(Entries provided begins)

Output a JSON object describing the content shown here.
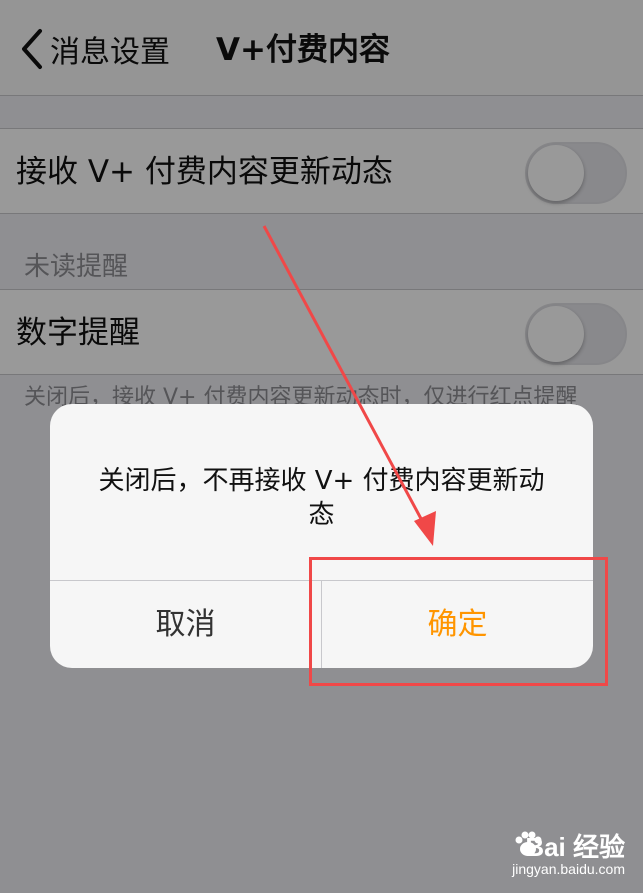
{
  "nav": {
    "back_label": "消息设置",
    "title": "V+付费内容"
  },
  "settings": {
    "receive_updates": {
      "label": "接收 V+ 付费内容更新动态",
      "enabled": false
    },
    "section_header": "未读提醒",
    "number_reminder": {
      "label": "数字提醒",
      "enabled": false
    },
    "footer_note": "关闭后，接收 V+ 付费内容更新动态时，仅进行红点提醒"
  },
  "alert": {
    "message": "关闭后，不再接收 V+ 付费内容更新动态",
    "cancel_label": "取消",
    "confirm_label": "确定"
  },
  "colors": {
    "accent": "#ff9500",
    "annotation": "#f04848"
  },
  "watermark": {
    "logo": "Bai  经验",
    "url": "jingyan.baidu.com"
  }
}
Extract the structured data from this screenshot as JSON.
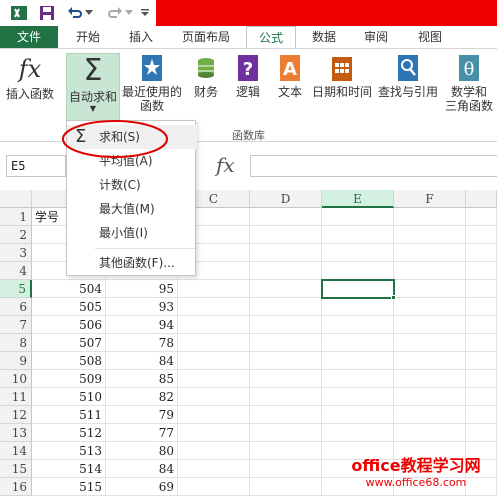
{
  "tabs": [
    "文件",
    "开始",
    "插入",
    "页面布局",
    "公式",
    "数据",
    "审阅",
    "视图"
  ],
  "active_tab": "公式",
  "ribbon": {
    "buttons": [
      {
        "label": "插入函数"
      },
      {
        "label": "自动求和"
      },
      {
        "label": "最近使用的\n函数"
      },
      {
        "label": "财务"
      },
      {
        "label": "逻辑"
      },
      {
        "label": "文本"
      },
      {
        "label": "日期和时间"
      },
      {
        "label": "查找与引用"
      },
      {
        "label": "数学和\n三角函数"
      }
    ],
    "group_label": "函数库"
  },
  "formula_bar": {
    "name_box": "E5",
    "fx": "fx",
    "value": ""
  },
  "columns": [
    "C",
    "D",
    "E",
    "F"
  ],
  "rows": [
    {
      "n": "1",
      "a": "学号",
      "b": ""
    },
    {
      "n": "2",
      "a": "",
      "b": ""
    },
    {
      "n": "3",
      "a": "",
      "b": ""
    },
    {
      "n": "4",
      "a": "",
      "b": ""
    },
    {
      "n": "5",
      "a": "504",
      "b": "95"
    },
    {
      "n": "6",
      "a": "505",
      "b": "93"
    },
    {
      "n": "7",
      "a": "506",
      "b": "94"
    },
    {
      "n": "8",
      "a": "507",
      "b": "78"
    },
    {
      "n": "9",
      "a": "508",
      "b": "84"
    },
    {
      "n": "10",
      "a": "509",
      "b": "85"
    },
    {
      "n": "11",
      "a": "510",
      "b": "82"
    },
    {
      "n": "12",
      "a": "511",
      "b": "79"
    },
    {
      "n": "13",
      "a": "512",
      "b": "77"
    },
    {
      "n": "14",
      "a": "513",
      "b": "80"
    },
    {
      "n": "15",
      "a": "514",
      "b": "84"
    },
    {
      "n": "16",
      "a": "515",
      "b": "69"
    }
  ],
  "dropdown": {
    "items": [
      "求和(S)",
      "平均值(A)",
      "计数(C)",
      "最大值(M)",
      "最小值(I)",
      "其他函数(F)..."
    ]
  },
  "watermark": {
    "title": "office教程学习网",
    "url": "www.office68.com"
  },
  "colors": {
    "accent": "#217346",
    "red": "#e00000"
  }
}
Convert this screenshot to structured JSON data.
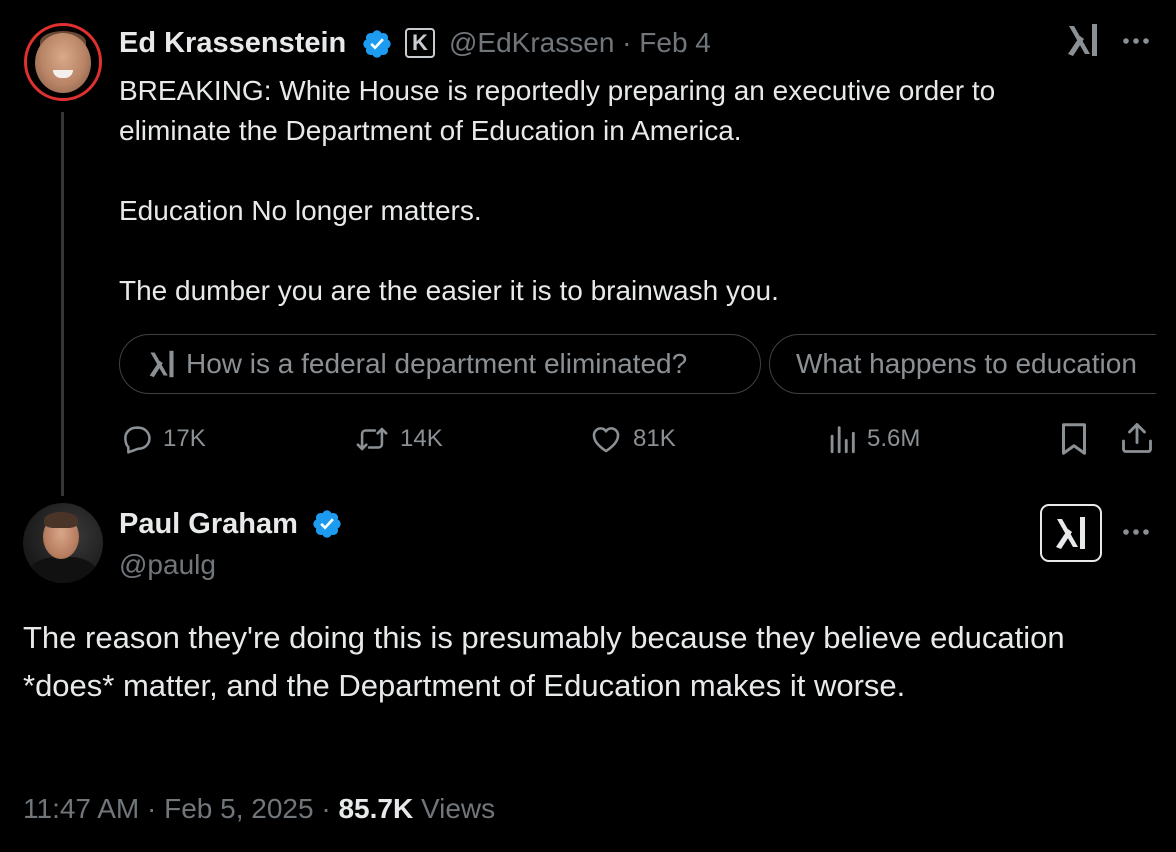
{
  "parent_tweet": {
    "author_name": "Ed Krassenstein",
    "affiliate_badge_letter": "K",
    "handle": "@EdKrassen",
    "separator": "·",
    "date": "Feb 4",
    "text": "BREAKING: White House is reportedly preparing an executive order to\neliminate the Department of Education in America.\n\nEducation No longer matters.\n\nThe dumber you are the easier it is to brainwash you.",
    "grok_suggestions": [
      "How is a federal department eliminated?",
      "What happens to education"
    ],
    "actions": {
      "replies": "17K",
      "reposts": "14K",
      "likes": "81K",
      "views": "5.6M"
    }
  },
  "reply_tweet": {
    "author_name": "Paul Graham",
    "handle": "@paulg",
    "text": "The reason they're doing this is presumably because they believe education *does* matter, and the Department of Education makes it worse.",
    "time": "11:47 AM",
    "date": "Feb 5, 2025",
    "separator": "·",
    "views_count": "85.7K",
    "views_label": "Views"
  },
  "colors": {
    "background": "#000000",
    "text_primary": "#e7e9ea",
    "text_secondary": "#71767b",
    "verified_blue": "#1d9bf0",
    "avatar_ring": "#e0312f",
    "border": "#3e4144"
  },
  "icons": [
    "verified-badge-icon",
    "affiliate-badge-icon",
    "grok-icon",
    "more-icon",
    "reply-icon",
    "repost-icon",
    "like-icon",
    "views-icon",
    "bookmark-icon",
    "share-icon"
  ]
}
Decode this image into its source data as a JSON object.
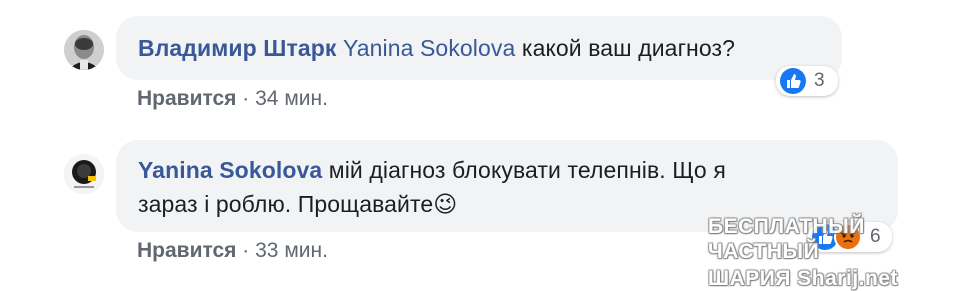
{
  "comments": [
    {
      "author": "Владимир Штарк",
      "mention": "Yanina Sokolova",
      "text": "какой ваш диагноз?",
      "actions": {
        "like_label": "Нравится",
        "separator": "·",
        "time": "34 мин."
      },
      "reactions": {
        "icons": [
          "like-icon"
        ],
        "count": "3"
      }
    },
    {
      "author": "Yanina Sokolova",
      "text_line1": "мій діагноз блокувати телепнів. Що я",
      "text_line2": "зараз і роблю. Прощавайте",
      "emoji": "😉",
      "actions": {
        "like_label": "Нравится",
        "separator": "·",
        "time": "33 мин."
      },
      "reactions": {
        "icons": [
          "like-icon",
          "angry-icon"
        ],
        "count": "6"
      }
    }
  ],
  "watermark": {
    "line1": "БЕСПЛАТНЫЙ ЧАСТНЫЙ",
    "line2": "ШАРИЯ Sharij.net"
  },
  "colors": {
    "link_blue": "#385898",
    "bubble_bg": "#f2f3f5",
    "meta_gray": "#606770",
    "like_blue": "#1877f2",
    "angry_orange": "#e9710f"
  }
}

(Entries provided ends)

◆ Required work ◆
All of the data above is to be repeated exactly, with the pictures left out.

◆ Output below ◆
Output a JSON object describing the content shown here.
{
  "nav": {
    "back_label": "消息设置",
    "title": "V+付费内容"
  },
  "settings": {
    "receive_updates": {
      "label": "接收 V+ 付费内容更新动态",
      "enabled": false
    },
    "section_header": "未读提醒",
    "number_reminder": {
      "label": "数字提醒",
      "enabled": false
    },
    "footer_note": "关闭后，接收 V+ 付费内容更新动态时，仅进行红点提醒"
  },
  "alert": {
    "message": "关闭后，不再接收 V+ 付费内容更新动态",
    "cancel_label": "取消",
    "confirm_label": "确定"
  },
  "colors": {
    "accent": "#ff9500",
    "annotation": "#f04848"
  },
  "watermark": {
    "logo": "Bai  经验",
    "url": "jingyan.baidu.com"
  }
}
Extract the structured data from this screenshot as JSON.
{
  "tabs": [
    "文件",
    "开始",
    "插入",
    "页面布局",
    "公式",
    "数据",
    "审阅",
    "视图"
  ],
  "active_tab": "公式",
  "ribbon": {
    "buttons": [
      {
        "label": "插入函数"
      },
      {
        "label": "自动求和"
      },
      {
        "label": "最近使用的\n函数"
      },
      {
        "label": "财务"
      },
      {
        "label": "逻辑"
      },
      {
        "label": "文本"
      },
      {
        "label": "日期和时间"
      },
      {
        "label": "查找与引用"
      },
      {
        "label": "数学和\n三角函数"
      }
    ],
    "group_label": "函数库"
  },
  "formula_bar": {
    "name_box": "E5",
    "fx": "fx",
    "value": ""
  },
  "columns": [
    "C",
    "D",
    "E",
    "F"
  ],
  "rows": [
    {
      "n": "1",
      "a": "学号",
      "b": ""
    },
    {
      "n": "2",
      "a": "",
      "b": ""
    },
    {
      "n": "3",
      "a": "",
      "b": ""
    },
    {
      "n": "4",
      "a": "",
      "b": ""
    },
    {
      "n": "5",
      "a": "504",
      "b": "95"
    },
    {
      "n": "6",
      "a": "505",
      "b": "93"
    },
    {
      "n": "7",
      "a": "506",
      "b": "94"
    },
    {
      "n": "8",
      "a": "507",
      "b": "78"
    },
    {
      "n": "9",
      "a": "508",
      "b": "84"
    },
    {
      "n": "10",
      "a": "509",
      "b": "85"
    },
    {
      "n": "11",
      "a": "510",
      "b": "82"
    },
    {
      "n": "12",
      "a": "511",
      "b": "79"
    },
    {
      "n": "13",
      "a": "512",
      "b": "77"
    },
    {
      "n": "14",
      "a": "513",
      "b": "80"
    },
    {
      "n": "15",
      "a": "514",
      "b": "84"
    },
    {
      "n": "16",
      "a": "515",
      "b": "69"
    }
  ],
  "dropdown": {
    "items": [
      "求和(S)",
      "平均值(A)",
      "计数(C)",
      "最大值(M)",
      "最小值(I)",
      "其他函数(F)..."
    ]
  },
  "watermark": {
    "title": "office教程学习网",
    "url": "www.office68.com"
  },
  "colors": {
    "accent": "#217346",
    "red": "#e00000"
  }
}
Convert this screenshot to structured JSON data.
{
  "parent_tweet": {
    "author_name": "Ed Krassenstein",
    "affiliate_badge_letter": "K",
    "handle": "@EdKrassen",
    "separator": "·",
    "date": "Feb 4",
    "text": "BREAKING: White House is reportedly preparing an executive order to\neliminate the Department of Education in America.\n\nEducation No longer matters.\n\nThe dumber you are the easier it is to brainwash you.",
    "grok_suggestions": [
      "How is a federal department eliminated?",
      "What happens to education"
    ],
    "actions": {
      "replies": "17K",
      "reposts": "14K",
      "likes": "81K",
      "views": "5.6M"
    }
  },
  "reply_tweet": {
    "author_name": "Paul Graham",
    "handle": "@paulg",
    "text": "The reason they're doing this is presumably because they believe education *does* matter, and the Department of Education makes it worse.",
    "time": "11:47 AM",
    "date": "Feb 5, 2025",
    "separator": "·",
    "views_count": "85.7K",
    "views_label": "Views"
  },
  "colors": {
    "background": "#000000",
    "text_primary": "#e7e9ea",
    "text_secondary": "#71767b",
    "verified_blue": "#1d9bf0",
    "avatar_ring": "#e0312f",
    "border": "#3e4144"
  },
  "icons": [
    "verified-badge-icon",
    "affiliate-badge-icon",
    "grok-icon",
    "more-icon",
    "reply-icon",
    "repost-icon",
    "like-icon",
    "views-icon",
    "bookmark-icon",
    "share-icon"
  ]
}
Decode this image into its source data as a JSON object.
{
  "comments": [
    {
      "author": "Владимир Штарк",
      "mention": "Yanina Sokolova",
      "text": "какой ваш диагноз?",
      "actions": {
        "like_label": "Нравится",
        "separator": "·",
        "time": "34 мин."
      },
      "reactions": {
        "icons": [
          "like-icon"
        ],
        "count": "3"
      }
    },
    {
      "author": "Yanina Sokolova",
      "text_line1": "мій діагноз блокувати телепнів. Що я",
      "text_line2": "зараз і роблю. Прощавайте",
      "emoji": "😉",
      "actions": {
        "like_label": "Нравится",
        "separator": "·",
        "time": "33 мин."
      },
      "reactions": {
        "icons": [
          "like-icon",
          "angry-icon"
        ],
        "count": "6"
      }
    }
  ],
  "watermark": {
    "line1": "БЕСПЛАТНЫЙ ЧАСТНЫЙ",
    "line2": "ШАРИЯ Sharij.net"
  },
  "colors": {
    "link_blue": "#385898",
    "bubble_bg": "#f2f3f5",
    "meta_gray": "#606770",
    "like_blue": "#1877f2",
    "angry_orange": "#e9710f"
  }
}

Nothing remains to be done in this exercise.